• What you should do: Copy all the lines of the data that include the word "Information".

• Available data:
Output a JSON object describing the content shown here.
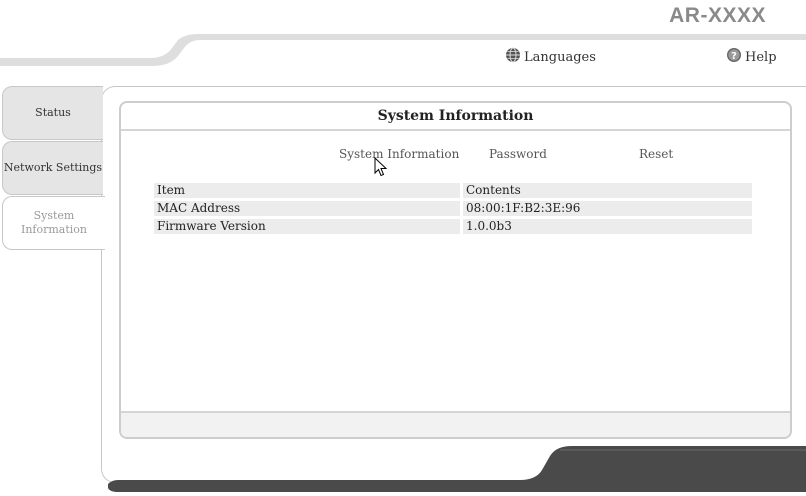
{
  "header": {
    "model": "AR-XXXX",
    "languages_label": "Languages",
    "help_label": "Help"
  },
  "tabs": [
    {
      "label": "Status",
      "active": false
    },
    {
      "label": "Network Settings",
      "active": false
    },
    {
      "label": "System Information",
      "active": true
    }
  ],
  "panel": {
    "title": "System Information",
    "subnav": [
      "System Information",
      "Password",
      "Reset"
    ]
  },
  "table": {
    "headers": [
      "Item",
      "Contents"
    ],
    "rows": [
      [
        "MAC Address",
        "08:00:1F:B2:3E:96"
      ],
      [
        "Firmware Version",
        "1.0.0b3"
      ]
    ]
  },
  "colors": {
    "header_bar": "#dedede",
    "footer_bar": "#4a4a4a",
    "tab_inactive": "#e5e5e5",
    "row_bg": "#ececec"
  },
  "icons": {
    "languages": "globe-icon",
    "help": "question-circle-icon",
    "cursor": "mouse-pointer-icon"
  }
}
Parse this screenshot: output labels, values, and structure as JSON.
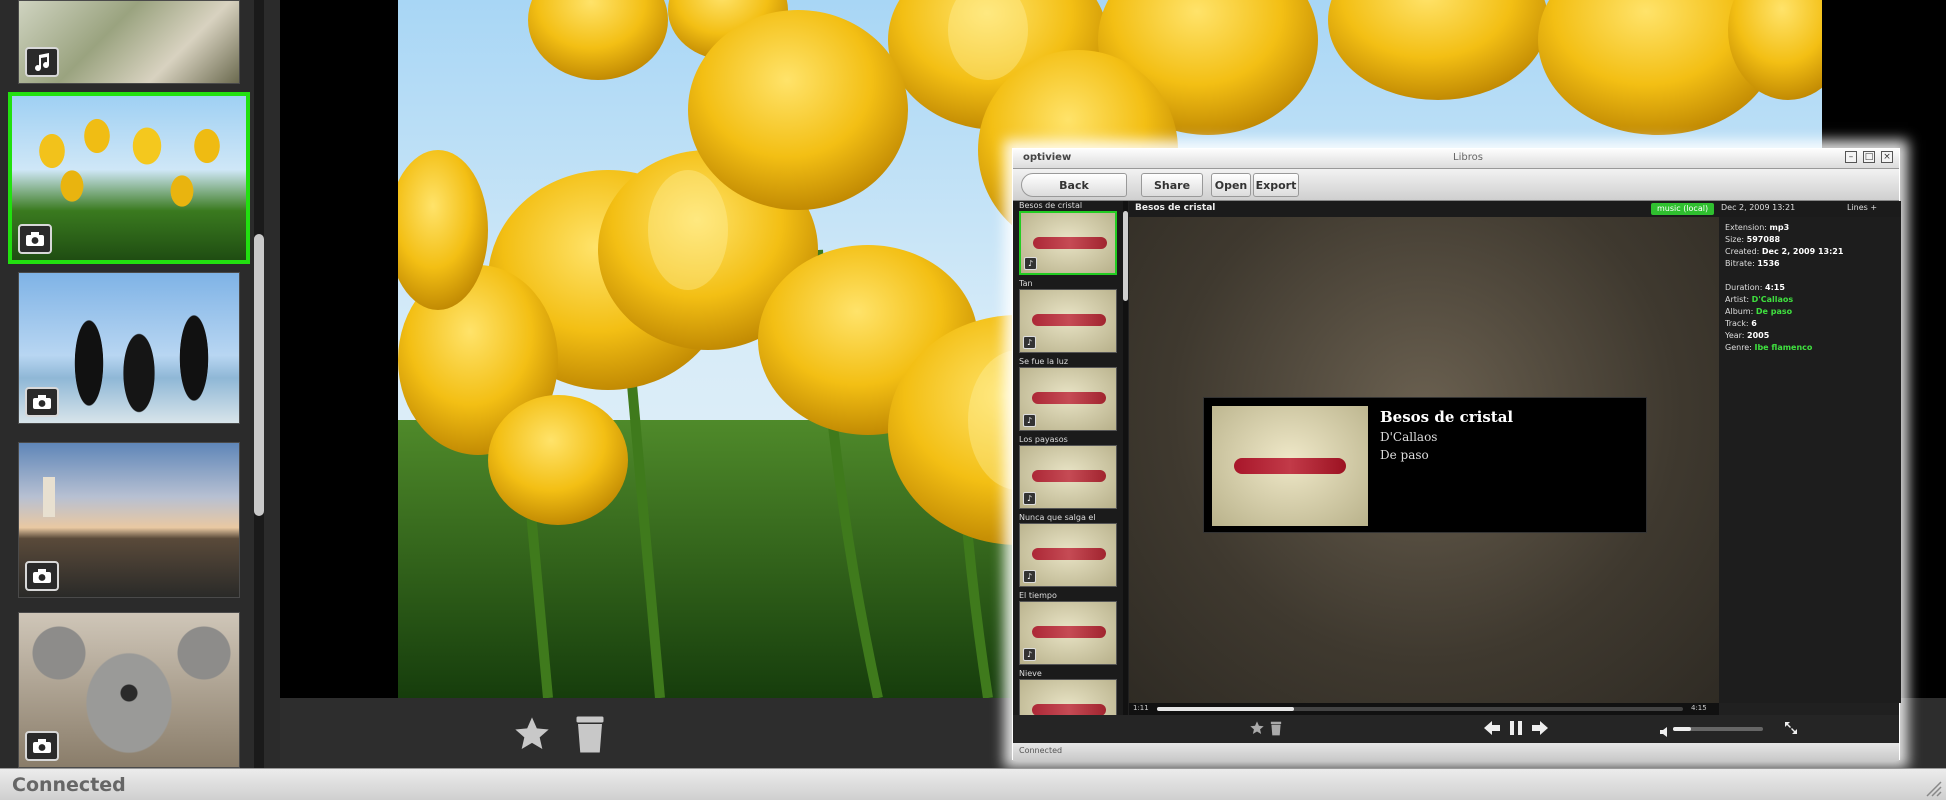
{
  "status_bar": {
    "text": "Connected"
  },
  "sidebar": {
    "items": [
      {
        "type": "music",
        "icon": "music-note-icon"
      },
      {
        "type": "photo",
        "icon": "camera-icon",
        "subject": "yellow tulips",
        "selected": true
      },
      {
        "type": "photo",
        "icon": "camera-icon",
        "subject": "penguins"
      },
      {
        "type": "photo",
        "icon": "camera-icon",
        "subject": "lighthouse"
      },
      {
        "type": "photo",
        "icon": "camera-icon",
        "subject": "koala"
      }
    ]
  },
  "viewer": {
    "toolbar": {
      "favorite_icon": "star-icon",
      "delete_icon": "trash-icon"
    }
  },
  "overlay": {
    "app_name": "optiview",
    "window_title": "Libros",
    "toolbar": {
      "back": "Back",
      "share": "Share",
      "open": "Open",
      "export": "Export"
    },
    "list": [
      {
        "title": "Besos de cristal",
        "selected": true
      },
      {
        "title": "Tan"
      },
      {
        "title": "Se fue la luz"
      },
      {
        "title": "Los payasos"
      },
      {
        "title": "Nunca que salga el"
      },
      {
        "title": "El tiempo"
      },
      {
        "title": "Nieve"
      }
    ],
    "header": {
      "title": "Besos de cristal",
      "badge": "music (local)",
      "date": "Dec 2, 2009 13:21",
      "view": "Lines +"
    },
    "now_playing": {
      "title": "Besos de cristal",
      "artist": "D'Callaos",
      "album": "De paso"
    },
    "info": {
      "extension_label": "Extension:",
      "extension": "mp3",
      "size_label": "Size:",
      "size": "597088",
      "created_label": "Created:",
      "created": "Dec 2, 2009 13:21",
      "bitrate_label": "Bitrate:",
      "bitrate": "1536",
      "duration_label": "Duration:",
      "duration": "4:15",
      "artist_label": "Artist:",
      "artist": "D'Callaos",
      "album_label": "Album:",
      "album": "De paso",
      "track_label": "Track:",
      "track": "6",
      "year_label": "Year:",
      "year": "2005",
      "genre_label": "Genre:",
      "genre": "Ibe flamenco"
    },
    "player": {
      "time_elapsed": "1:11",
      "time_total": "4:15",
      "progress": 0.26,
      "volume": 0.2
    },
    "status_text": "Connected"
  },
  "colors": {
    "accent_green": "#22e010",
    "sidebar_bg": "#2b2b2b",
    "toolbar_bg": "#2d2d2d"
  }
}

• Result for this task:
      "label": "System Information",
    "title": "System Information",
      "System Information",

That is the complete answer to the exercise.